As the United Nations Security Council prepares to confront the Islamic State, more reports are looking at just how much looting and destruction is taking place there, and the claims about the connection between the illicit antiquities trade continues to receive anecdotal support.
The N.Y. Times reported that a draft resolution is going to be discussed to confront the Islamic State on “oil and antiquities”:
The draft resolution, which was scheduled to be discussed by Council members in a closed meeting Friday afternoon, requires all 193 member states of the United Nations to prevent the sale of antiquities from Syria, similar to a measure the Council passed 10 years ago regarding antiquities from Iraq.
And yesterday the Wall Street Journal reported on the efforts of a group called Heritage for Peace, to document looting and work to combat the illicit trade:
In November, 30 senior members of the group were invited to travel to Turkey for training and technology after attracting the attention of NGOs and foreign governments. Only eight could make the trip because fighting with Islamic State blocked their route. The three-day training session in a secret location close to the Syria-Turkish border was run by Heritage for Peace, or HfP, a Barcelona-based NGO that sees heritage preservation as a way to bring warring parties to the negotiating table.
Leading the instruction was Rene Teijgeler, a Dutch archaeologist and former lieutenant colonel in the Dutch army, who ran heritage preservation operations in Iraq and Afghanistan, and his partner, Isber Sabrine, a Syrian-born archaeologist based in Barcelona.
“We are neutral. We adhere to the Red Cross code of conduct and we are very careful about who we operate with,” said Mr. Teijgeler, pulling on a cigarette in a hotel cafe. “We vet them carefully. You don’t want wild cowboys doing crazy things,” he said.
The training, partly funded by the Dutch government, focused on how to uniformly catalog damage at ancient sites like the Roman amphitheater at Palmyra or the crusader castle of Crac des Chevaliers.

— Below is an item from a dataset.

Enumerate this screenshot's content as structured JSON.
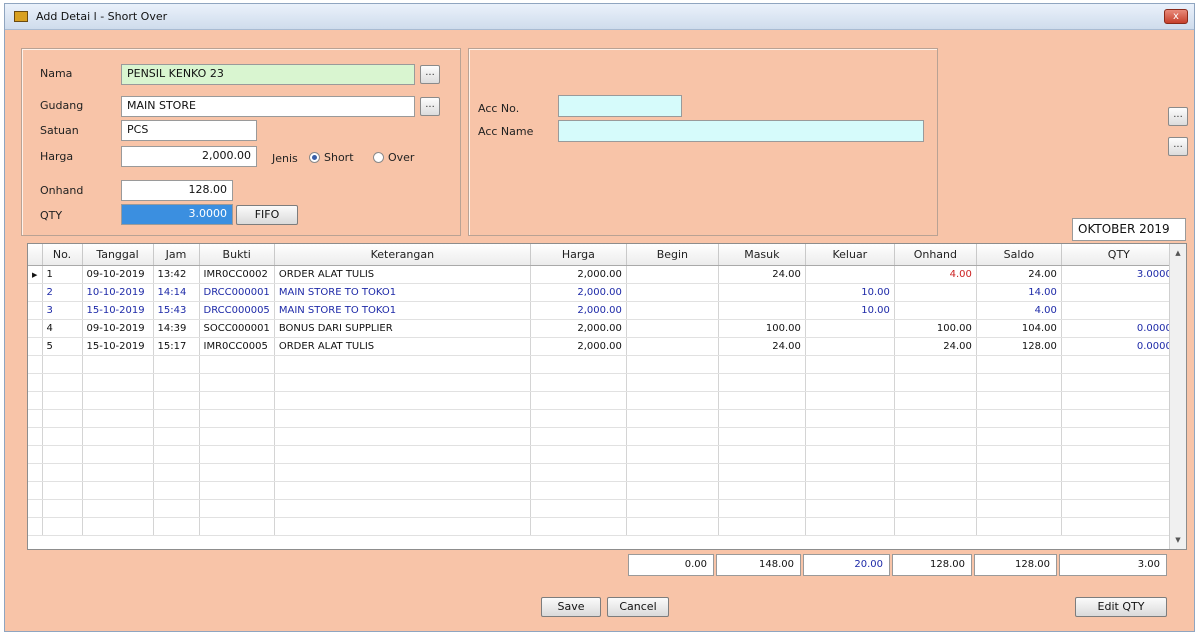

Trainees were given laptops and cameras with powerful zooms to help improve their work.